ACTIVITY >>
Search string "mercadolibre": state how many lines in the material below contain it, and nothing else.

INPUT MATERIAL >>
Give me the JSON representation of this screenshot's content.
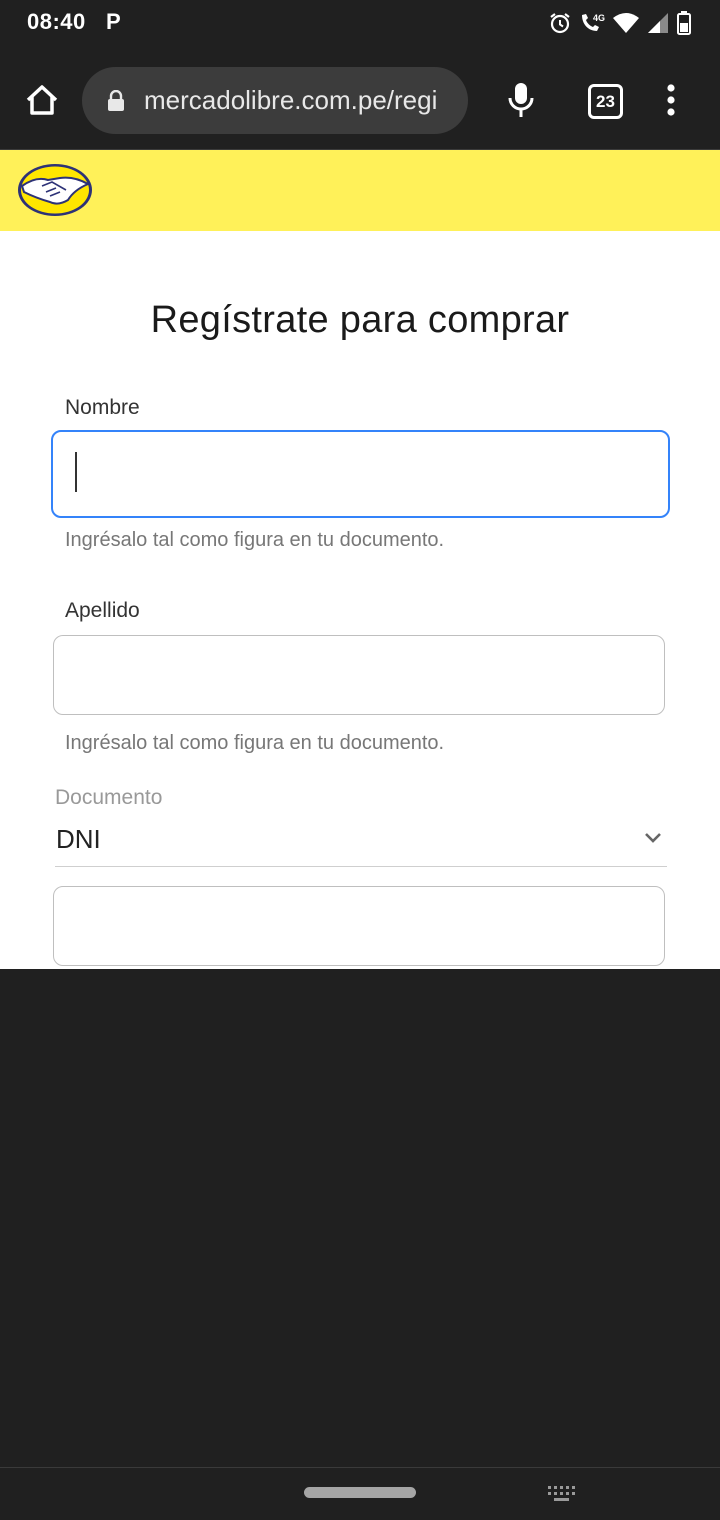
{
  "status_bar": {
    "time": "08:40",
    "notification_letter": "P",
    "icons": [
      "alarm-icon",
      "wifi-call-icon",
      "wifi-icon",
      "signal-icon",
      "battery-icon"
    ],
    "network": "4G"
  },
  "browser": {
    "url": "mercadolibre.com.pe/regi",
    "tab_count": "23",
    "icons": [
      "home-icon",
      "lock-icon",
      "mic-icon",
      "tabs-icon",
      "more-icon"
    ]
  },
  "header": {
    "brand_color": "#fff159",
    "logo": "mercadolibre-handshake-logo"
  },
  "form": {
    "title": "Regístrate para comprar",
    "nombre": {
      "label": "Nombre",
      "value": "",
      "helper": "Ingrésalo tal como figura en tu documento."
    },
    "apellido": {
      "label": "Apellido",
      "value": "",
      "helper": "Ingrésalo tal como figura en tu documento."
    },
    "documento": {
      "label": "Documento",
      "selected": "DNI"
    },
    "numero": {
      "value": ""
    },
    "accent_color": "#3483fa"
  },
  "nav": {
    "icons": [
      "home-pill",
      "keyboard-icon"
    ]
  }
}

ANSWER TO THIS PROBLEM >>
2